### [Excerpts from an interface dataset]

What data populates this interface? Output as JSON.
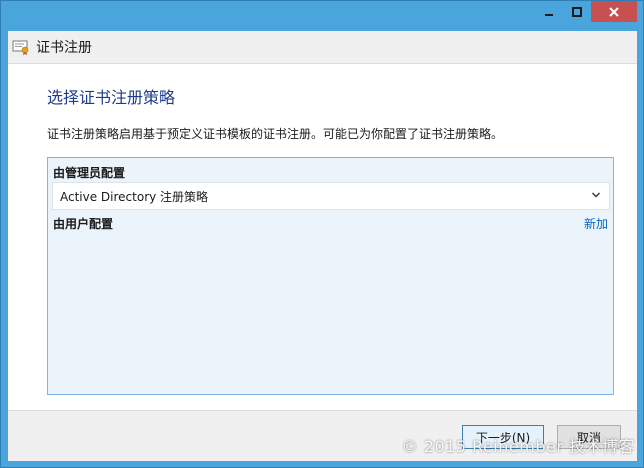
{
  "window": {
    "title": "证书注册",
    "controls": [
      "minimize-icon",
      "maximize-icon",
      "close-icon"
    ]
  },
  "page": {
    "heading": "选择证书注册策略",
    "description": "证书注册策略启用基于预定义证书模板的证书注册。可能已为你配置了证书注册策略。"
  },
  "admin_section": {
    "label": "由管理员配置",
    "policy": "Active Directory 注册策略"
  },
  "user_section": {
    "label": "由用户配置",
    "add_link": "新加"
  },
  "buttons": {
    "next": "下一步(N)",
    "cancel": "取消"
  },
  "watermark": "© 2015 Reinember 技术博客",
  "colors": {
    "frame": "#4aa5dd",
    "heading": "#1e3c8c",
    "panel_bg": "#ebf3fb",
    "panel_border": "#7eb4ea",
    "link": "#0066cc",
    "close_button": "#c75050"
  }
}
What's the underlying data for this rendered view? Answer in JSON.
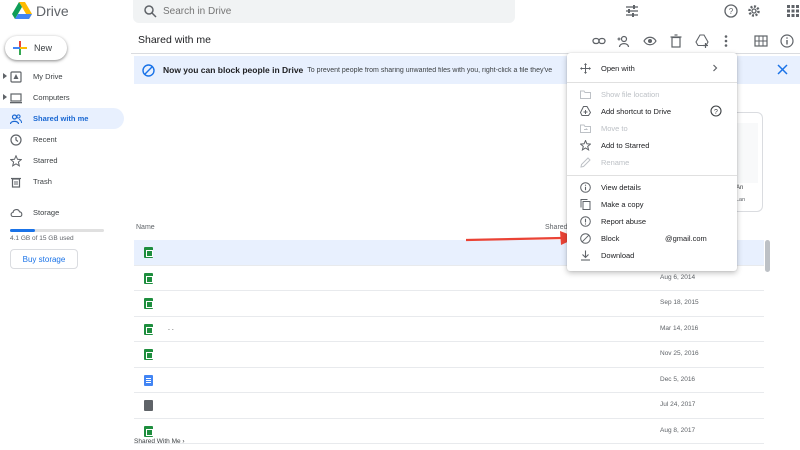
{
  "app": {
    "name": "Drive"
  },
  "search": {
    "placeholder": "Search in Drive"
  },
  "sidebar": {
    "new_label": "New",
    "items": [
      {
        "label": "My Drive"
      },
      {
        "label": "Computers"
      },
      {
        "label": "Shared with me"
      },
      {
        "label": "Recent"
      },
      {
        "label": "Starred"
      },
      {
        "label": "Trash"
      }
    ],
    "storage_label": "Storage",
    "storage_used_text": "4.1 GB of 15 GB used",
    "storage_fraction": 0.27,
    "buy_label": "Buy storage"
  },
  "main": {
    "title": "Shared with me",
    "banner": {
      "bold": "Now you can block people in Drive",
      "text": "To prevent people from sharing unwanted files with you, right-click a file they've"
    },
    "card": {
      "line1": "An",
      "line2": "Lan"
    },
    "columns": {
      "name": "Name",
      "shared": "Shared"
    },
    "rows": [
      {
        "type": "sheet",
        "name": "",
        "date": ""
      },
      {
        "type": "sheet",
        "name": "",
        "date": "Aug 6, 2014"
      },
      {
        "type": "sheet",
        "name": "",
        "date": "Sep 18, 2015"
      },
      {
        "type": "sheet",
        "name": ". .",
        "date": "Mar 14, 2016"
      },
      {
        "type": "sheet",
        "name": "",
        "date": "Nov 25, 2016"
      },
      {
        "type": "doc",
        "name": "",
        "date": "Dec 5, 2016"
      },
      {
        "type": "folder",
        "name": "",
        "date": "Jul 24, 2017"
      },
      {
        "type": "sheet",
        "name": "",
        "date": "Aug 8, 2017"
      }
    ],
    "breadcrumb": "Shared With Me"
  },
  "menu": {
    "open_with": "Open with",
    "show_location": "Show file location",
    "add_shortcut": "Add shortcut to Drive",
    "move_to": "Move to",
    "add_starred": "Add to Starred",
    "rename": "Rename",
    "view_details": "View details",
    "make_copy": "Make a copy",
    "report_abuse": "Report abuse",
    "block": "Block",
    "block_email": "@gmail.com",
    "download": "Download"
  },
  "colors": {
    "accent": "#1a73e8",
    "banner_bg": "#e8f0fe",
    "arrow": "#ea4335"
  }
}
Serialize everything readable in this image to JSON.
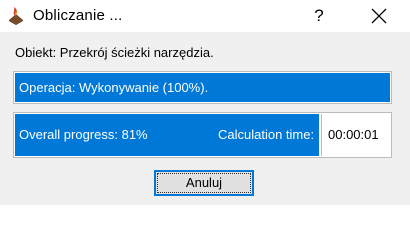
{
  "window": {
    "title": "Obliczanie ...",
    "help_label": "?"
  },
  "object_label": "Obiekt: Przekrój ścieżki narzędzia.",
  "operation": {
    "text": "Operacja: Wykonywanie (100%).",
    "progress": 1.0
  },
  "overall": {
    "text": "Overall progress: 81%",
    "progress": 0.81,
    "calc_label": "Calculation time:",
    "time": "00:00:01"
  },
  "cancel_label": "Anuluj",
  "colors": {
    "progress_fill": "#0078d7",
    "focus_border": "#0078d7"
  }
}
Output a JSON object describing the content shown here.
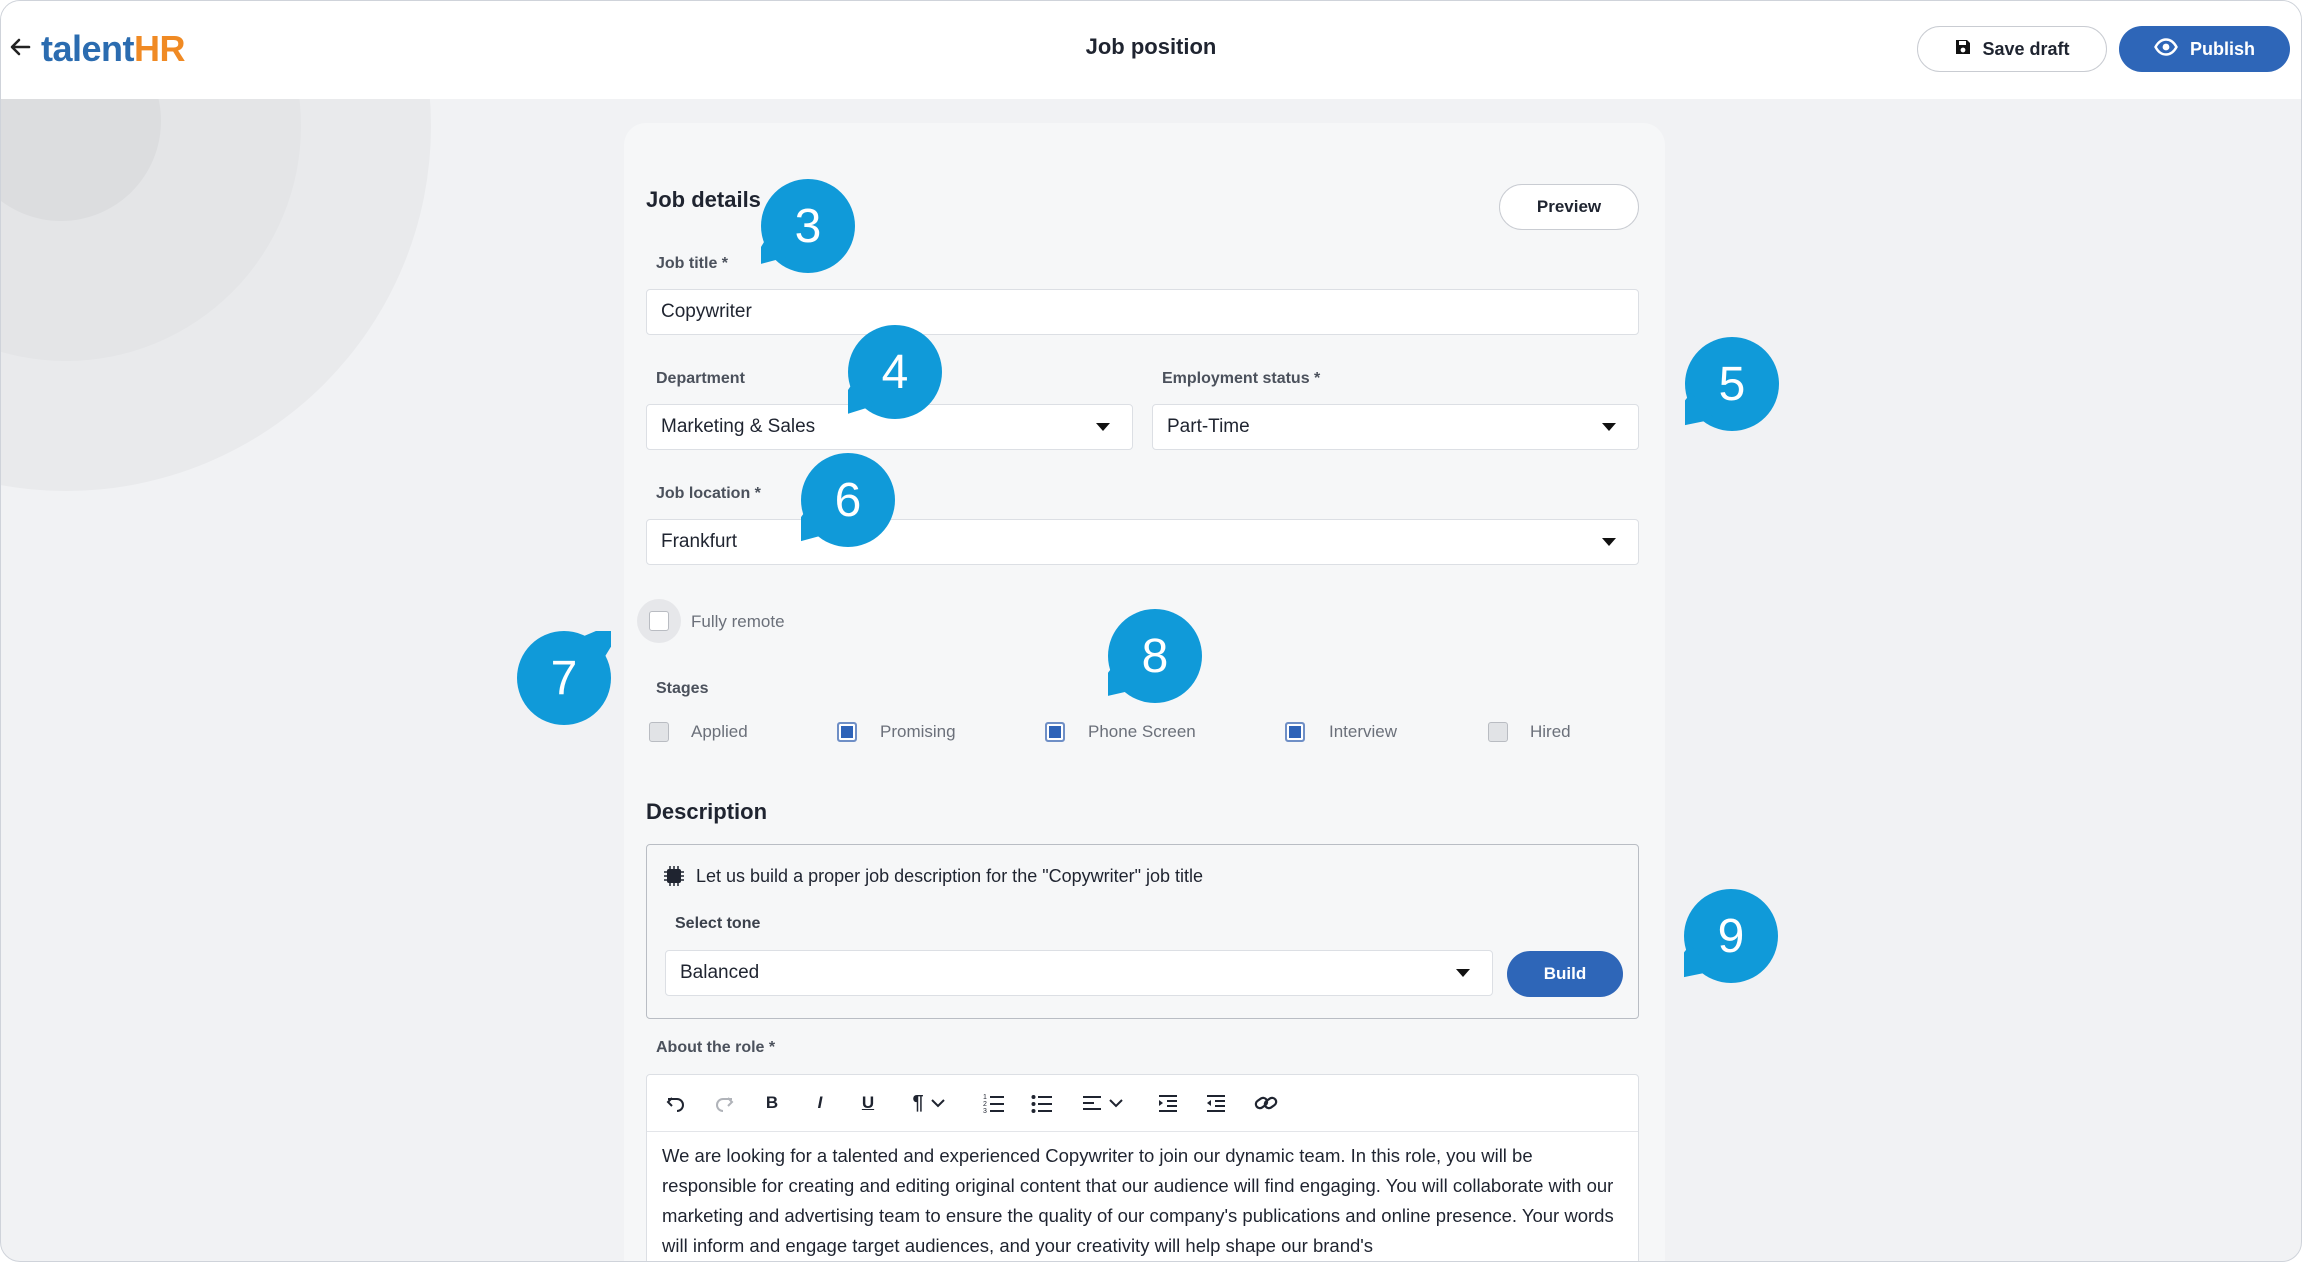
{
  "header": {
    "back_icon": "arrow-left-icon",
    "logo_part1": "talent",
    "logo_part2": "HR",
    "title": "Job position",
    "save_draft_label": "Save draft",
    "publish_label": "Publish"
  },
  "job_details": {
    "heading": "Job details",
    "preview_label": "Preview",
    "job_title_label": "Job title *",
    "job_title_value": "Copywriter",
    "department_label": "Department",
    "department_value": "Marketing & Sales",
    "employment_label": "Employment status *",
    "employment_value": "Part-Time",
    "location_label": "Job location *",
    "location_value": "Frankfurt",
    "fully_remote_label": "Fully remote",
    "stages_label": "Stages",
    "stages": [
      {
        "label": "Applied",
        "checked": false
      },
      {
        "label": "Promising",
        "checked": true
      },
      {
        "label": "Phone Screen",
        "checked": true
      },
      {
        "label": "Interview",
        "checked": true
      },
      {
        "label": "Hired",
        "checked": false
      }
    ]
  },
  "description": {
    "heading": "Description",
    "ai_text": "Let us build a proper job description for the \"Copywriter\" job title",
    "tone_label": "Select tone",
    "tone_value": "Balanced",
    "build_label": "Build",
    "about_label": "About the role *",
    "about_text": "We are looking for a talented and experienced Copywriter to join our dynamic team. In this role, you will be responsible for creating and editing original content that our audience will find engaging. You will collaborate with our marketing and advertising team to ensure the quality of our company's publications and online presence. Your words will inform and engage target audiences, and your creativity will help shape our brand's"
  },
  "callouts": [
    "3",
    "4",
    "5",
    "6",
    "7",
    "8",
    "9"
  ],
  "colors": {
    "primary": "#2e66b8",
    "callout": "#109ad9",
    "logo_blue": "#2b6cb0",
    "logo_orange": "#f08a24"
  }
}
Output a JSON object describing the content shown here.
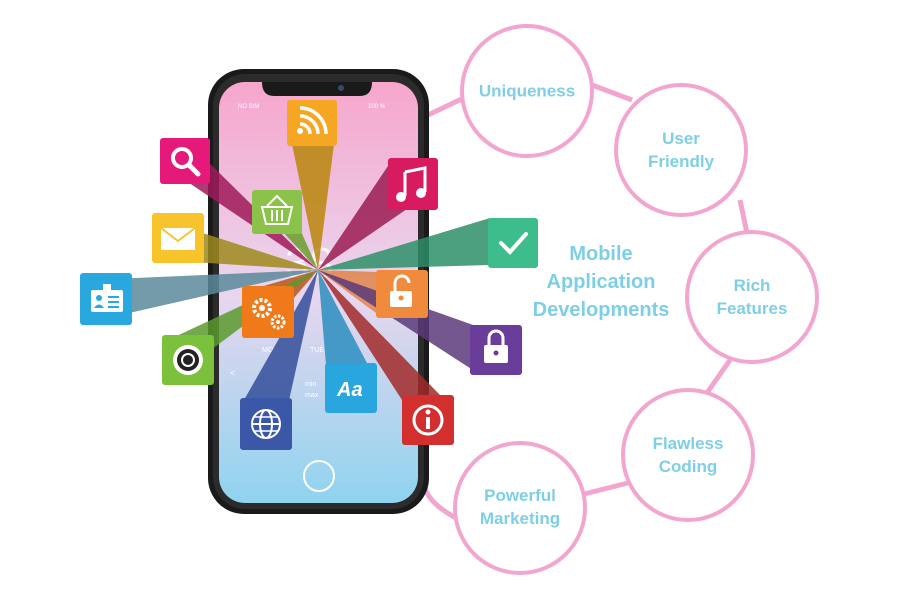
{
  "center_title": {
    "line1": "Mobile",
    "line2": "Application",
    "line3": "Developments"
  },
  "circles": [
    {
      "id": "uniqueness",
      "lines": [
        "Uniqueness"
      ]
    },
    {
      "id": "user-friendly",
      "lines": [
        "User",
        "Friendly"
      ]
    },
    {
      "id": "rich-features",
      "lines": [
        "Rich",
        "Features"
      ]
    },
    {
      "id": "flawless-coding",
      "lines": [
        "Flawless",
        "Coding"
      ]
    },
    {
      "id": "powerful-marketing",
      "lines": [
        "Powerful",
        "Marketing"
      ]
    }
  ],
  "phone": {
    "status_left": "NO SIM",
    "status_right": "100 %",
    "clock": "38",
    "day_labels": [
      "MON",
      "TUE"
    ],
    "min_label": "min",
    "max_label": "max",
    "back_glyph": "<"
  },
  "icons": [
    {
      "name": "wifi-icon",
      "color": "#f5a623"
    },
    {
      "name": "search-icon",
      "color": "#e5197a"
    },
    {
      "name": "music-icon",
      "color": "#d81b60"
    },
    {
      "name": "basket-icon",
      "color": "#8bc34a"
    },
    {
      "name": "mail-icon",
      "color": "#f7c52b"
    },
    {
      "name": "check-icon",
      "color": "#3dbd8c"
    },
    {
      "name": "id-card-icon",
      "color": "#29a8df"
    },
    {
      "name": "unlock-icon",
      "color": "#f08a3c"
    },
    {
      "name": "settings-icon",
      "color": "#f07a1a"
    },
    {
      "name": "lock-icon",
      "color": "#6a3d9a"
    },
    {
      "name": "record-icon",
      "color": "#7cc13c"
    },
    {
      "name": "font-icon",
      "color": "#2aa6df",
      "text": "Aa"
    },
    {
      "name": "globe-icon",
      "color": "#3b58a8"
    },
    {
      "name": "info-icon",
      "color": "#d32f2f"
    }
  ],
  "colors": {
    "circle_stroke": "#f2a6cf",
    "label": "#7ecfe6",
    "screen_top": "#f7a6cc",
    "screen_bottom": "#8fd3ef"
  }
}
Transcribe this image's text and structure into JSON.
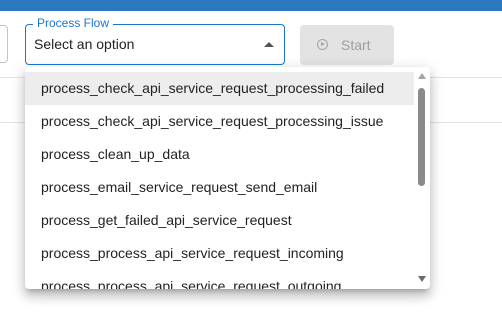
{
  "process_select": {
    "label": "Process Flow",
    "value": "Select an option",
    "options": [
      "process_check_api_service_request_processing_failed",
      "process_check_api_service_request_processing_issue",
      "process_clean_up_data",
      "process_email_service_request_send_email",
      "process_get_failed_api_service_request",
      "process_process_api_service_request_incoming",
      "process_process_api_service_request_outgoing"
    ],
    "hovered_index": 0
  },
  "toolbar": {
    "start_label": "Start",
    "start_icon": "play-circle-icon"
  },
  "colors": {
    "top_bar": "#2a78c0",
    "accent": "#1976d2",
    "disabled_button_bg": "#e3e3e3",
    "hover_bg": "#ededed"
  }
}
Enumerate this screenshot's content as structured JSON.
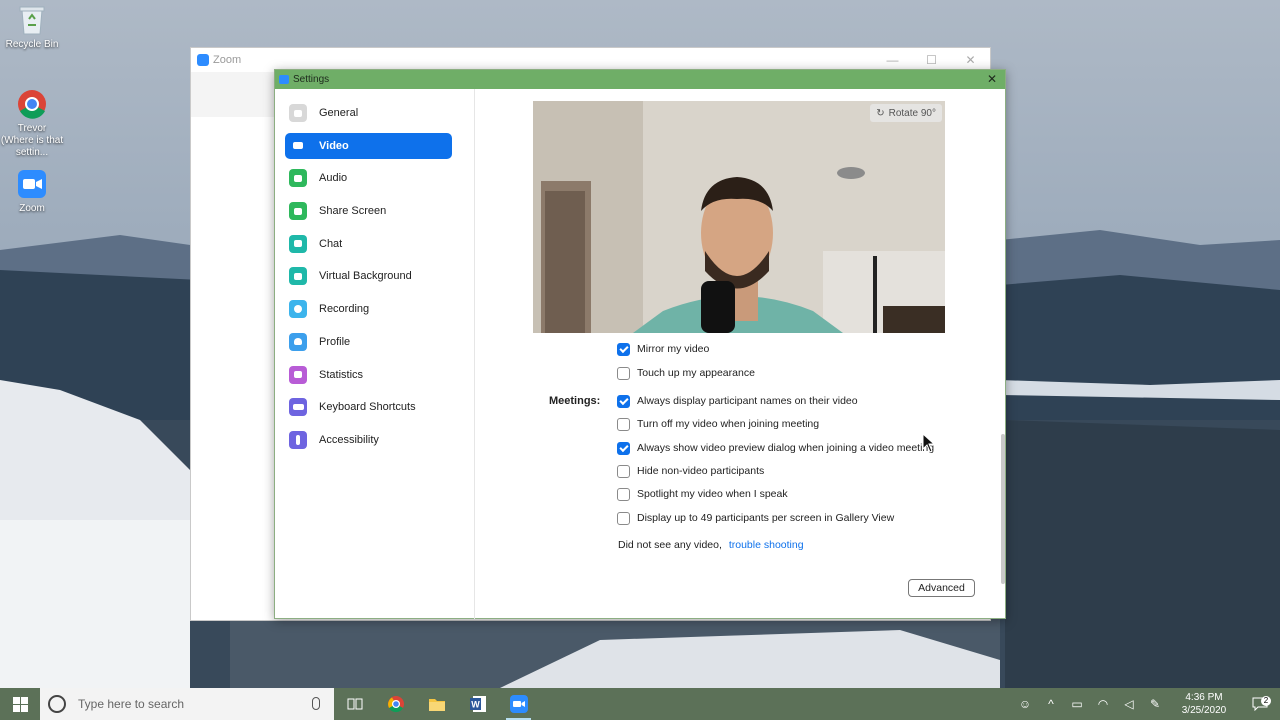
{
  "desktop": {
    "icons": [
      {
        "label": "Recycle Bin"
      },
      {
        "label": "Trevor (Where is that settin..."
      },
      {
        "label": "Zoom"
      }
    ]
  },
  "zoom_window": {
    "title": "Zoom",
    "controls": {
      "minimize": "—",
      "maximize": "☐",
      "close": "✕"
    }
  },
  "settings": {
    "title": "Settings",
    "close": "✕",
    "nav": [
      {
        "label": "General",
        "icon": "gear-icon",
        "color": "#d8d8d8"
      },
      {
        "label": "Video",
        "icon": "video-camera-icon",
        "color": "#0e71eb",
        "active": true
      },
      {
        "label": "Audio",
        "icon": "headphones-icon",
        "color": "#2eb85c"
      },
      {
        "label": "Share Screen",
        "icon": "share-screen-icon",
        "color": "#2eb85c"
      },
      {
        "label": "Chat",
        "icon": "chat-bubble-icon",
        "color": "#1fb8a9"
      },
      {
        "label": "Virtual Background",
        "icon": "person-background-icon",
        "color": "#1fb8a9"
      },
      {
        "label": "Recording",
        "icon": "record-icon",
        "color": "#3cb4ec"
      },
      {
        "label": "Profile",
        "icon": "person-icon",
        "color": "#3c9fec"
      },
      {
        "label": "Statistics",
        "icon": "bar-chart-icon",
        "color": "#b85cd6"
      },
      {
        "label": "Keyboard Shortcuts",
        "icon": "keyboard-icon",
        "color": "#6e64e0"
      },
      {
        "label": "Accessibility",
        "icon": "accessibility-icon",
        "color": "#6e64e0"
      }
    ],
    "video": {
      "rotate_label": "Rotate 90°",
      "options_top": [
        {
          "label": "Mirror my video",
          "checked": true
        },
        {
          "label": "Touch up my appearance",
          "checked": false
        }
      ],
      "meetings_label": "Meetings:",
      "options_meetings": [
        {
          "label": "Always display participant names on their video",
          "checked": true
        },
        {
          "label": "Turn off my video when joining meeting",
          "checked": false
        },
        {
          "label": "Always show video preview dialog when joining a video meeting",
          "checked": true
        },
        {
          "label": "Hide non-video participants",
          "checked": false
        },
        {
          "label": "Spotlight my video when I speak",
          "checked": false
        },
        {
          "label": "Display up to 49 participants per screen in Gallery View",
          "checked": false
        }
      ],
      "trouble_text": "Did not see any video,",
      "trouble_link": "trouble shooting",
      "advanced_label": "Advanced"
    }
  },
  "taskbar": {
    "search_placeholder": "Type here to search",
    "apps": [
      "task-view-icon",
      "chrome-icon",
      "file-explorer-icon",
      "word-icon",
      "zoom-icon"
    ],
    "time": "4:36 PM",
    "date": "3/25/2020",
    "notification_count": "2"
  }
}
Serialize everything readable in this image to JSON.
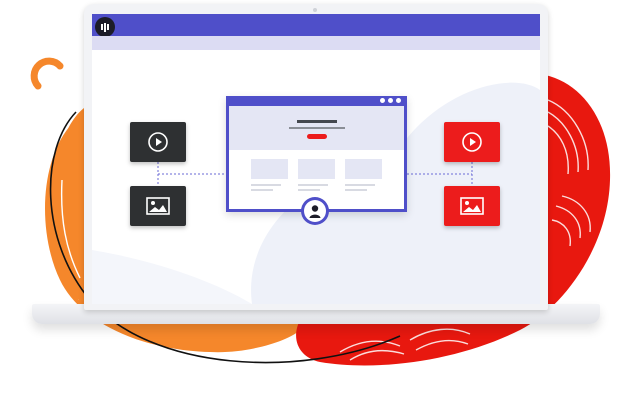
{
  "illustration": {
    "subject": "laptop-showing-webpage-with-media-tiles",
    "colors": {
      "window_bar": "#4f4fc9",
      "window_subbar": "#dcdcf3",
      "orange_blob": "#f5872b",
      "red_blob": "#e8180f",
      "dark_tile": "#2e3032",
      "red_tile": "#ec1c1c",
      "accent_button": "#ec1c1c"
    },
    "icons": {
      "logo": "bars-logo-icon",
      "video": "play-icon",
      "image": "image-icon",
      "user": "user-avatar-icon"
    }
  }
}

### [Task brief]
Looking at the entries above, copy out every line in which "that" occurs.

### [Written response]
    "about_text": "We are looking for a talented and experienced Copywriter to join our dynamic team. In this role, you will be responsible for creating and editing original content that our audience will find engaging. You will collaborate with our marketing and advertising team to ensure the quality of our company's publications and online presence. Your words will inform and engage target audiences, and your creativity will help shape our brand's"
        "label": "Trevor (Where is that settin..."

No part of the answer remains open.